(Component data from apps and pages)
■ ■ ■ ■ ■ ■ ■
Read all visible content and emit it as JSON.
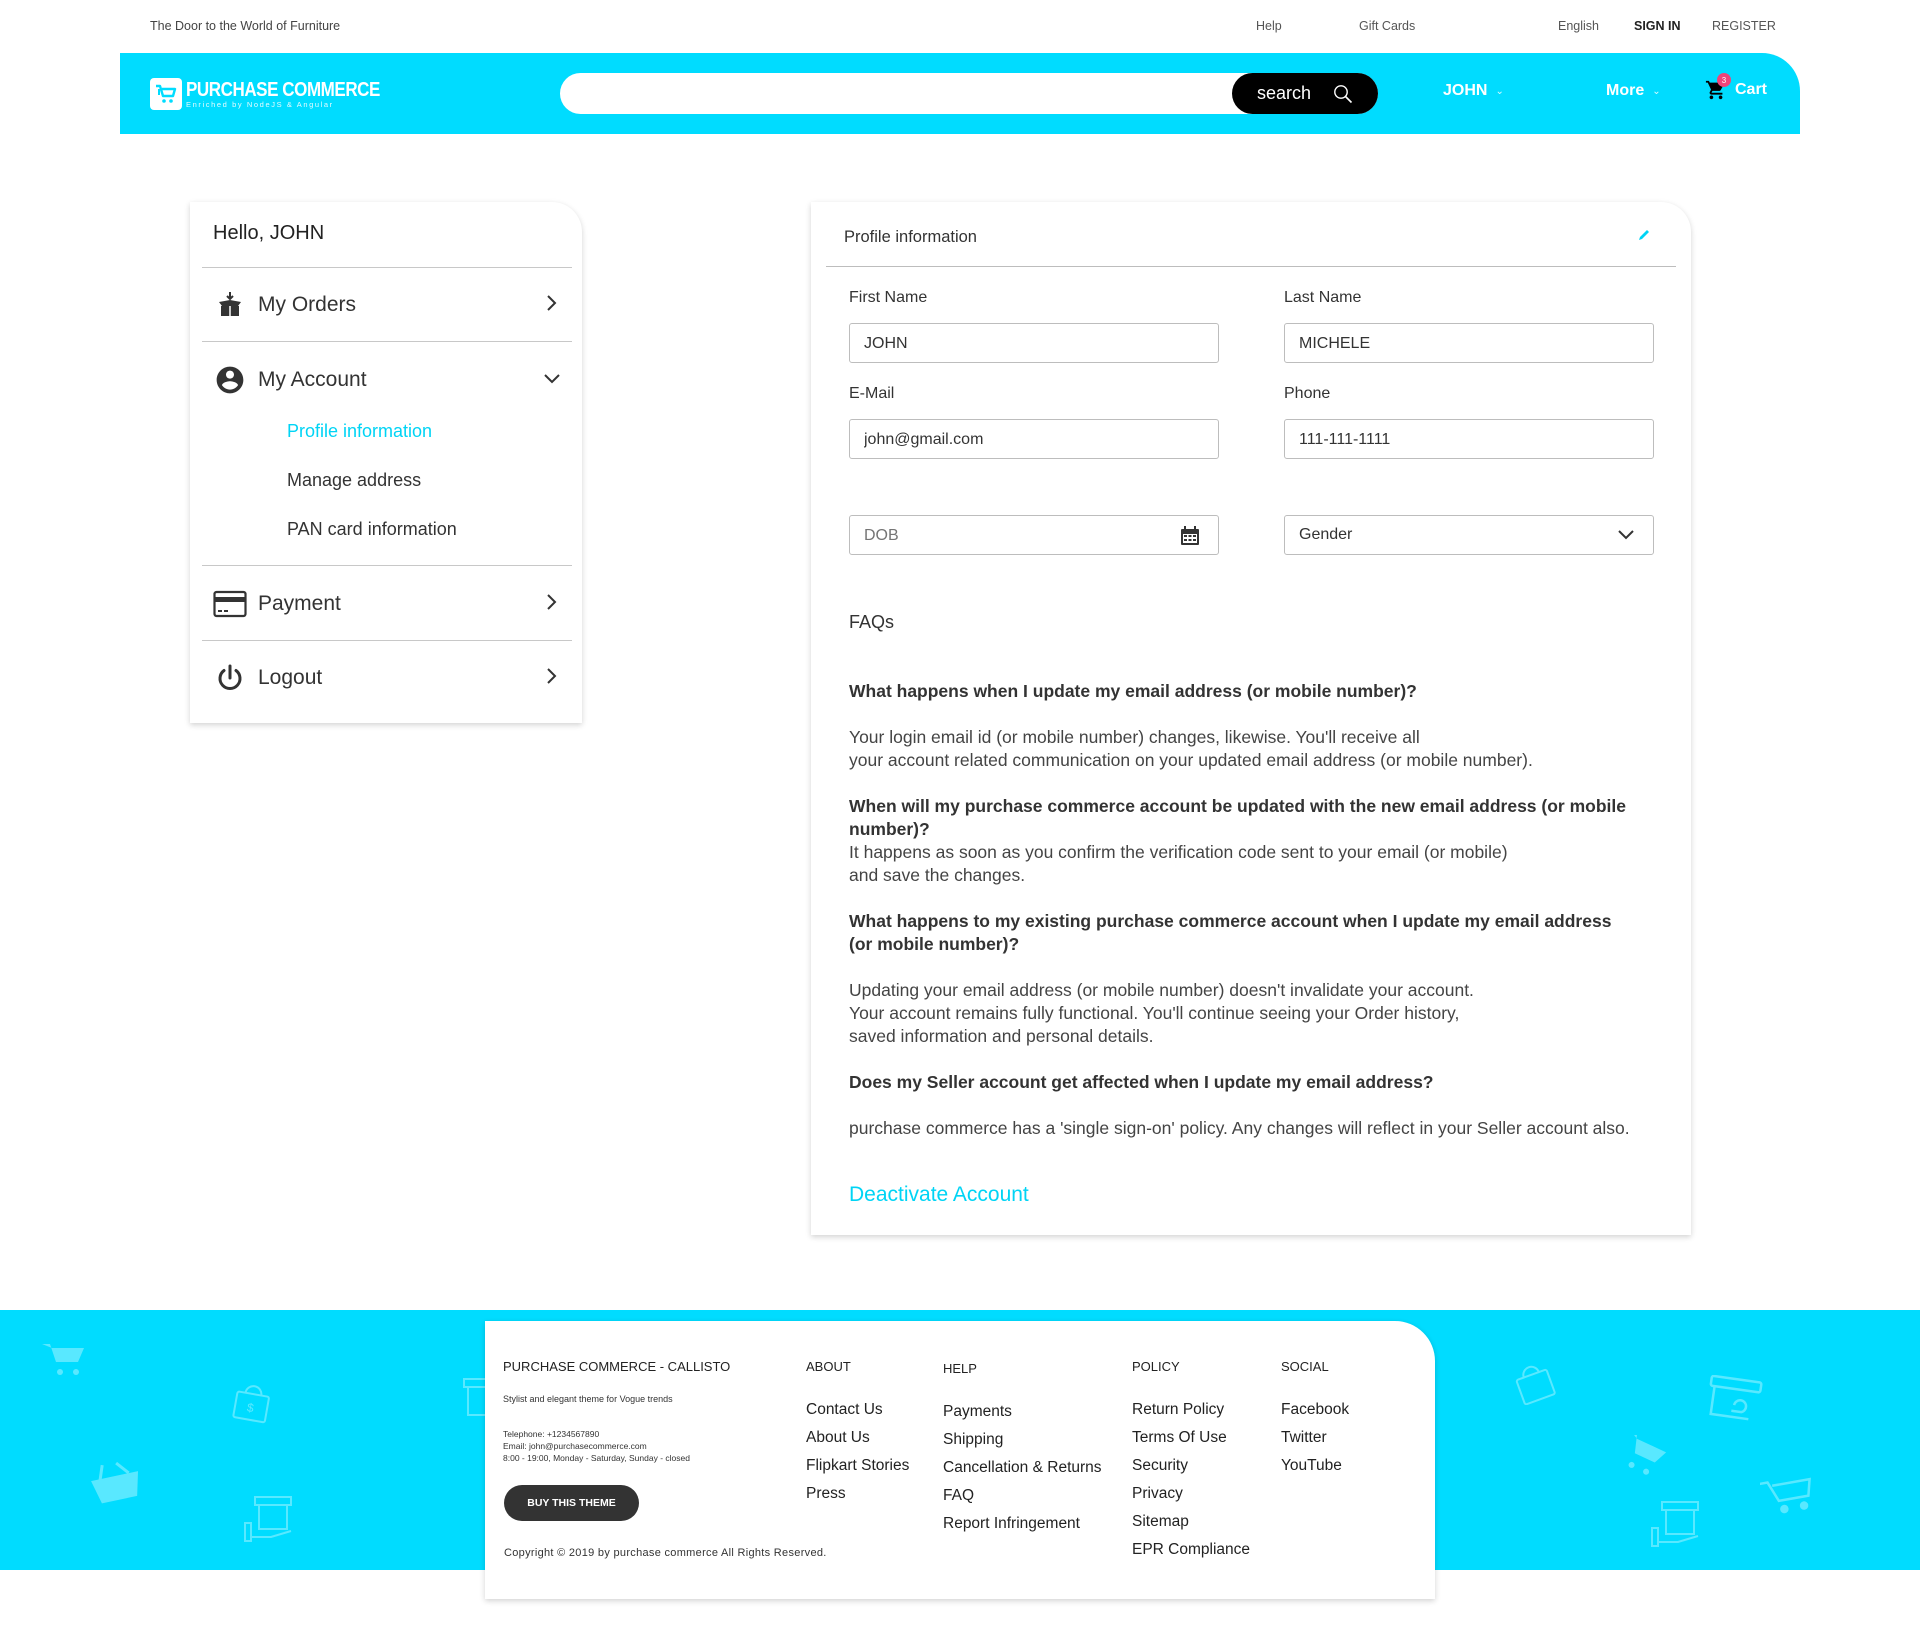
{
  "topbar": {
    "tagline": "The Door to the World of Furniture",
    "help": "Help",
    "gift_cards": "Gift Cards",
    "language": "English",
    "sign_in": "SIGN IN",
    "register": "REGISTER"
  },
  "header": {
    "logo_title": "PURCHASE COMMERCE",
    "logo_subtitle": "Enriched by NodeJS & Angular",
    "search_placeholder": "",
    "search_value": "",
    "search_button": "search",
    "user_menu": "JOHN",
    "more_menu": "More",
    "cart_label": "Cart",
    "cart_count": "3"
  },
  "sidebar": {
    "greeting": "Hello, JOHN",
    "items": [
      {
        "label": "My Orders",
        "icon": "open-box-icon"
      },
      {
        "label": "My Account",
        "icon": "account-circle-icon"
      },
      {
        "label": "Payment",
        "icon": "credit-card-icon"
      },
      {
        "label": "Logout",
        "icon": "power-icon"
      }
    ],
    "account_submenu": [
      {
        "label": "Profile information",
        "active": true
      },
      {
        "label": "Manage address",
        "active": false
      },
      {
        "label": "PAN card information",
        "active": false
      }
    ]
  },
  "profile": {
    "title": "Profile information",
    "fields": {
      "first_name": {
        "label": "First Name",
        "value": "JOHN"
      },
      "last_name": {
        "label": "Last Name",
        "value": "MICHELE"
      },
      "email": {
        "label": "E-Mail",
        "value": "john@gmail.com"
      },
      "phone": {
        "label": "Phone",
        "value": "111-111-1111"
      },
      "dob": {
        "placeholder": "DOB",
        "value": ""
      },
      "gender": {
        "selected": "Gender"
      }
    },
    "faqs_title": "FAQs",
    "faqs": [
      {
        "q": "What happens when I update my email address (or mobile number)?",
        "a": "Your login email id (or mobile number) changes, likewise. You'll receive all\nyour account related communication on your updated email address (or mobile number)."
      },
      {
        "q": "When will my purchase commerce account be updated with the new email address (or mobile number)?",
        "a": "It happens as soon as you confirm the verification code sent to your email (or mobile)\nand save the changes."
      },
      {
        "q": "What happens to my existing purchase commerce account when I update my email address\n(or mobile number)?",
        "a": "Updating your email address (or mobile number) doesn't invalidate your account.\nYour account remains fully functional. You'll continue seeing your Order history,\nsaved information and personal details."
      },
      {
        "q": "Does my Seller account get affected when I update my email address?",
        "a": "purchase commerce has a 'single sign-on' policy. Any changes will reflect in your Seller account also."
      }
    ],
    "deactivate": "Deactivate Account"
  },
  "footer": {
    "brand": "PURCHASE COMMERCE - CALLISTO",
    "tagline": "Stylist and elegant theme for Vogue trends",
    "telephone": "Telephone: +1234567890",
    "email": "Email: john@purchasecommerce.com",
    "hours": "8:00 - 19:00, Monday - Saturday, Sunday - closed",
    "buy_button": "BUY THIS THEME",
    "copyright": "Copyright © 2019 by purchase commerce All Rights Reserved.",
    "columns": [
      {
        "heading": "ABOUT",
        "links": [
          "Contact Us",
          "About Us",
          "Flipkart Stories",
          "Press"
        ]
      },
      {
        "heading": "HELP",
        "links": [
          "Payments",
          "Shipping",
          "Cancellation & Returns",
          "FAQ",
          "Report Infringement"
        ]
      },
      {
        "heading": "POLICY",
        "links": [
          "Return Policy",
          "Terms Of Use",
          "Security",
          "Privacy",
          "Sitemap",
          "EPR Compliance"
        ]
      },
      {
        "heading": "SOCIAL",
        "links": [
          "Facebook",
          "Twitter",
          "YouTube"
        ]
      }
    ]
  },
  "colors": {
    "brand": "#00dcff",
    "accent_text": "#00d4f5",
    "badge": "#f0447a",
    "search_button": "#000000",
    "buy_button": "#333333"
  }
}
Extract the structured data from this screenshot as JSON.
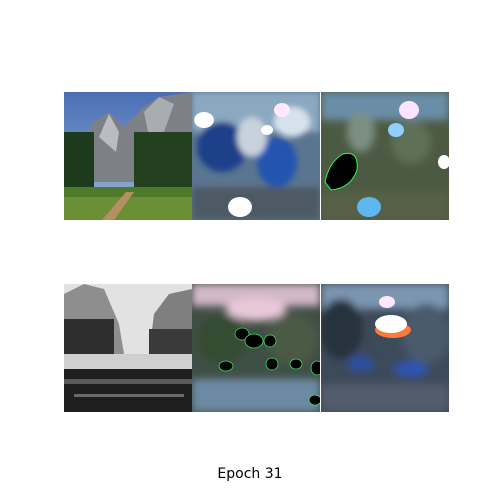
{
  "caption": "Epoch 31",
  "grid": {
    "rows": [
      {
        "panels": [
          {
            "role": "input",
            "subject": "mountain-valley-with-path"
          },
          {
            "role": "output-blurred",
            "subject": "mountain-valley-color-blobs"
          },
          {
            "role": "output-blurred",
            "subject": "mountain-valley-green-blobs"
          }
        ]
      },
      {
        "panels": [
          {
            "role": "input",
            "subject": "grayscale-valley-with-river"
          },
          {
            "role": "output-blurred",
            "subject": "valley-river-dark-spots"
          },
          {
            "role": "output-blurred",
            "subject": "valley-river-bright-spot"
          }
        ]
      }
    ]
  },
  "colors": {
    "background": "#ffffff",
    "caption_text": "#000000"
  }
}
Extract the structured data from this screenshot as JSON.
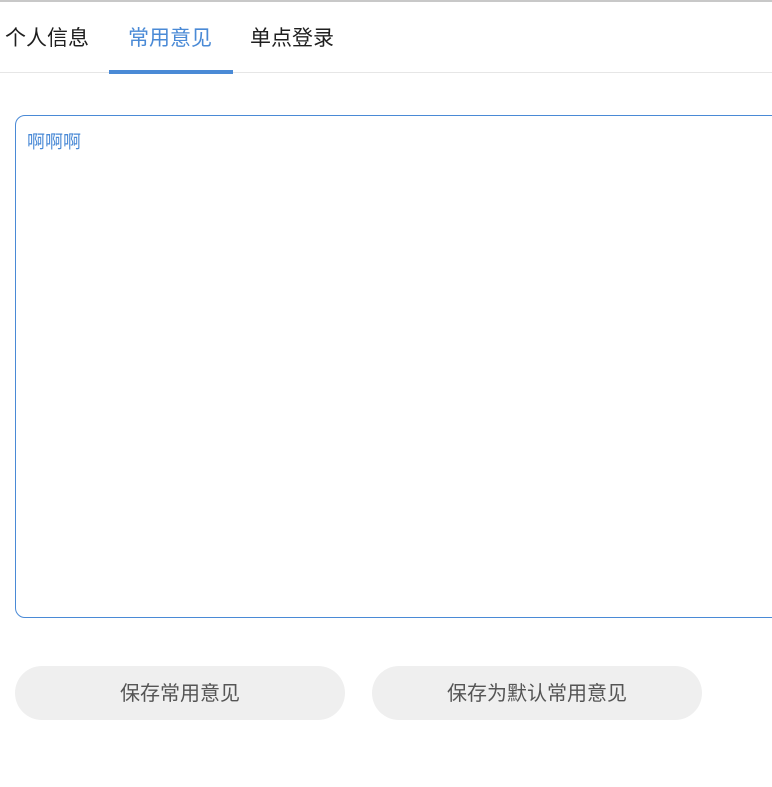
{
  "tabs": [
    {
      "label": "个人信息"
    },
    {
      "label": "常用意见"
    },
    {
      "label": "单点登录"
    }
  ],
  "active_tab": "常用意见",
  "opinion_input": {
    "value": "啊啊啊"
  },
  "buttons": {
    "save_label": "保存常用意见",
    "save_default_label": "保存为默认常用意见"
  },
  "colors": {
    "accent": "#4a8ad6",
    "button_bg": "#efefef",
    "button_text": "#555555"
  }
}
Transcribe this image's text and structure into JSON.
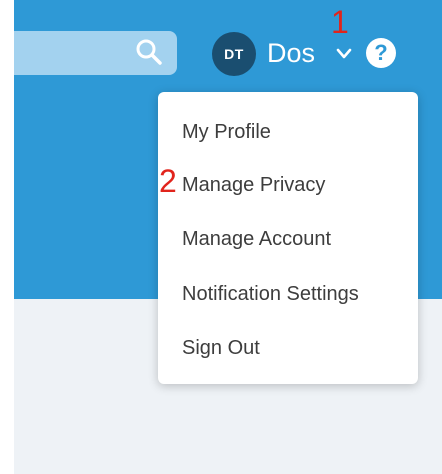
{
  "header": {
    "search": {
      "icon": "search-icon"
    },
    "user": {
      "initials": "DT",
      "name": "Dos"
    },
    "help_label": "?",
    "colors": {
      "bar": "#2e99d6",
      "avatar": "#1a4e70"
    }
  },
  "annotations": {
    "one": "1",
    "two": "2"
  },
  "menu": {
    "items": [
      {
        "label": "My Profile"
      },
      {
        "label": "Manage Privacy"
      },
      {
        "label": "Manage Account"
      },
      {
        "label": "Notification Settings"
      },
      {
        "label": "Sign Out"
      }
    ]
  }
}
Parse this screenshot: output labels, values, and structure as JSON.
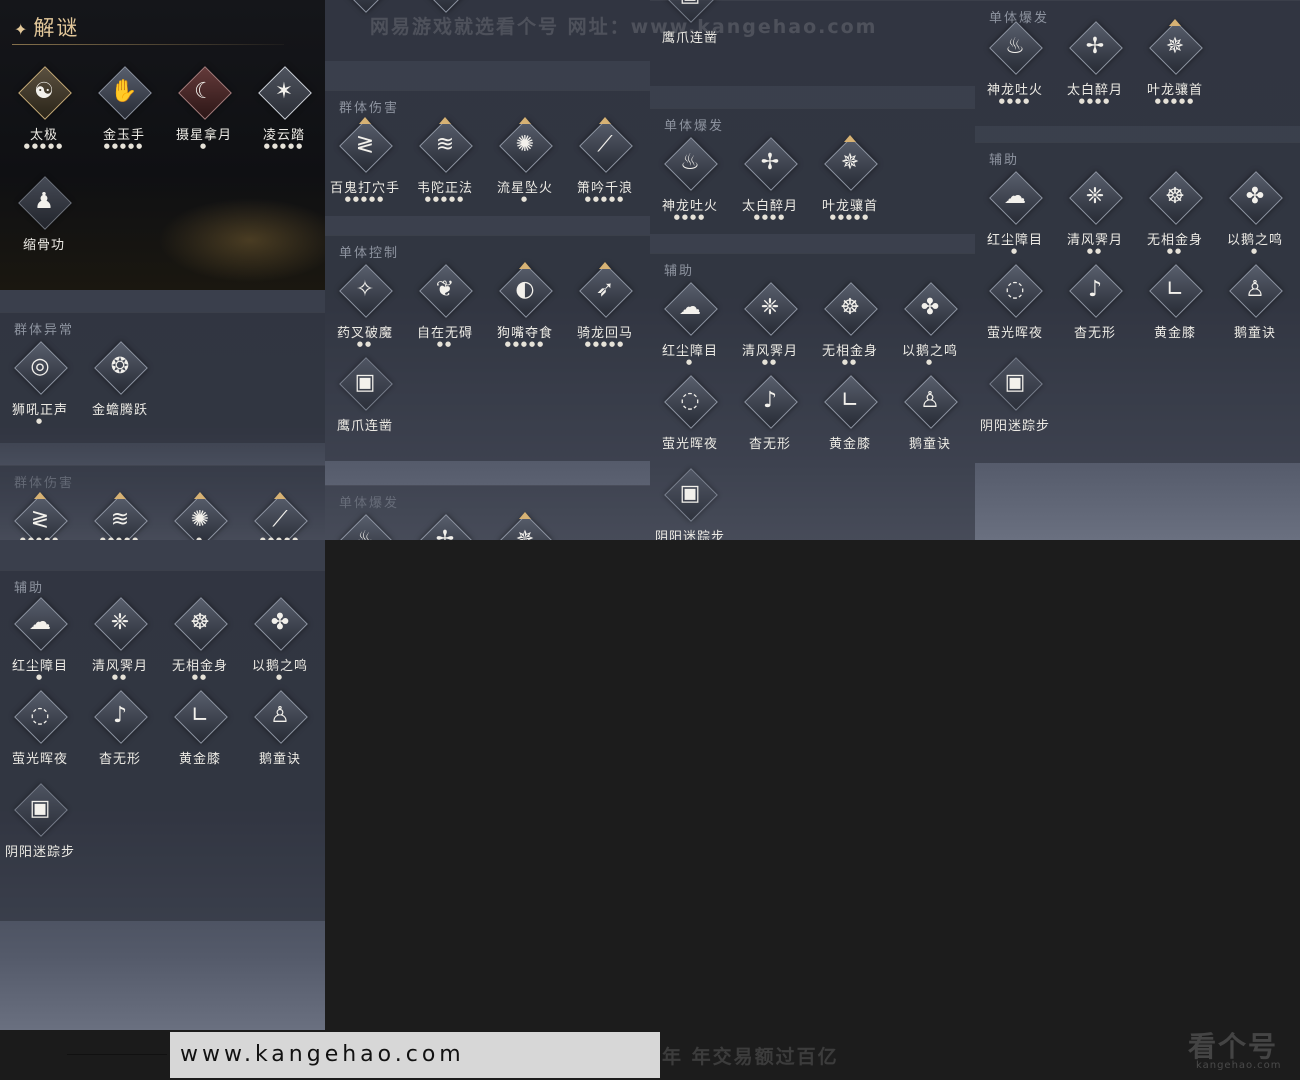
{
  "puzzle": {
    "title": "解谜",
    "skills": [
      {
        "name": "太极",
        "dots": "●●●●●",
        "icon": "☯"
      },
      {
        "name": "金玉手",
        "dots": "●●●●●",
        "icon": "✋"
      },
      {
        "name": "摄星拿月",
        "dots": "●",
        "icon": "☾"
      },
      {
        "name": "凌云踏",
        "dots": "●●●●●",
        "icon": "✶"
      },
      {
        "name": "缩骨功",
        "dots": "",
        "icon": "♟"
      }
    ]
  },
  "sections": {
    "group_abnormal": {
      "title": "群体异常",
      "skills": [
        {
          "name": "狮吼正声",
          "dots": "●"
        },
        {
          "name": "金蟾腾跃",
          "dots": ""
        }
      ]
    },
    "group_damage": {
      "title": "群体伤害",
      "skills": [
        {
          "name": "百鬼打穴手",
          "dots": "●●●●●"
        },
        {
          "name": "韦陀正法",
          "dots": "●●●●●"
        },
        {
          "name": "流星坠火",
          "dots": "●"
        },
        {
          "name": "箫吟千浪",
          "dots": "●●●●●"
        }
      ]
    },
    "single_control": {
      "title": "单体控制",
      "skills": [
        {
          "name": "药叉破魔",
          "dots": "●●"
        },
        {
          "name": "自在无碍",
          "dots": "●●"
        },
        {
          "name": "狗嘴夺食",
          "dots": "●●●●●"
        },
        {
          "name": "骑龙回马",
          "dots": "●●●●●"
        },
        {
          "name": "鹰爪连凿",
          "dots": ""
        }
      ]
    },
    "single_burst": {
      "title": "单体爆发",
      "skills": [
        {
          "name": "神龙吐火",
          "dots": "●●●●"
        },
        {
          "name": "太白醉月",
          "dots": "●●●●"
        },
        {
          "name": "叶龙骧首",
          "dots": "●●●●●"
        }
      ]
    },
    "support": {
      "title": "辅助",
      "skills": [
        {
          "name": "红尘障目",
          "dots": "●"
        },
        {
          "name": "清风霁月",
          "dots": "●●"
        },
        {
          "name": "无相金身",
          "dots": "●●"
        },
        {
          "name": "以鹅之鸣",
          "dots": "●"
        },
        {
          "name": "萤光晖夜",
          "dots": ""
        },
        {
          "name": "杳无形",
          "dots": ""
        },
        {
          "name": "黄金膝",
          "dots": ""
        },
        {
          "name": "鹅童诀",
          "dots": ""
        },
        {
          "name": "阴阳迷踪步",
          "dots": ""
        }
      ]
    }
  },
  "watermark": {
    "top": "网易游戏就选看个号   网址：www.kangehao.com",
    "bottom": "看个号专业网易游戏八年  年交易额过百亿",
    "url": "www.kangehao.com",
    "logo": "看个号",
    "logo_sub": "kangehao.com"
  }
}
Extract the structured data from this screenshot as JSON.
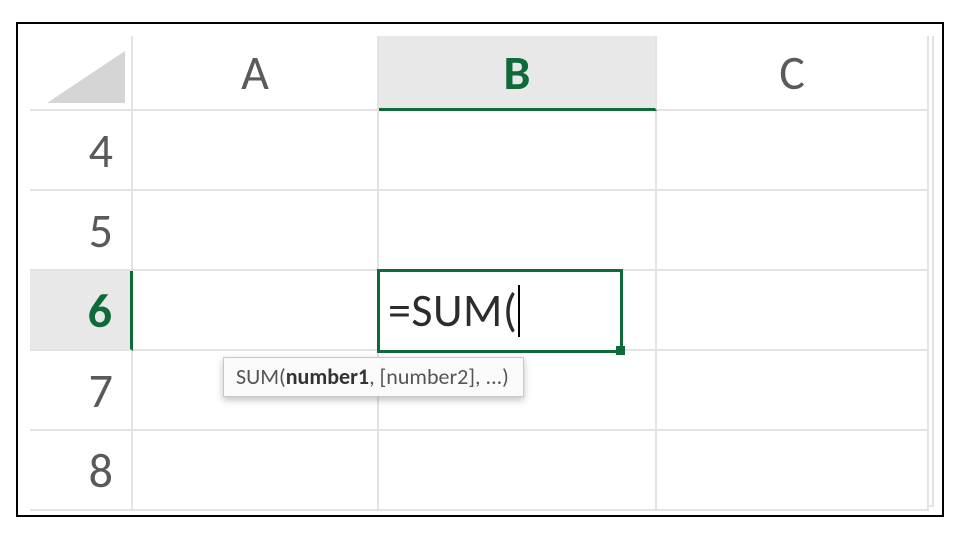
{
  "columns": [
    "A",
    "B",
    "C"
  ],
  "rows": [
    "4",
    "5",
    "6",
    "7",
    "8"
  ],
  "activeColumn": "B",
  "activeRow": "6",
  "activeCell": {
    "address": "B6",
    "formulaText": "=SUM("
  },
  "tooltip": {
    "fn": "SUM(",
    "argCurrent": "number1",
    "rest": ", [number2], ...)"
  },
  "colors": {
    "accent": "#0f6a3a",
    "gridline": "#e3e3e3",
    "headerSelectedBg": "#e8e8e8"
  }
}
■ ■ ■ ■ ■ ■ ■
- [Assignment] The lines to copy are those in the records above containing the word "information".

- [Output below]
        "label": "Profile information",
        "label": "PAN card information",
    "title": "Profile information",
        "a": "Updating your email address (or mobile number) doesn't invalidate your account.\nYour account remains fully functional. You'll continue seeing your Order history,\nsaved information and personal details."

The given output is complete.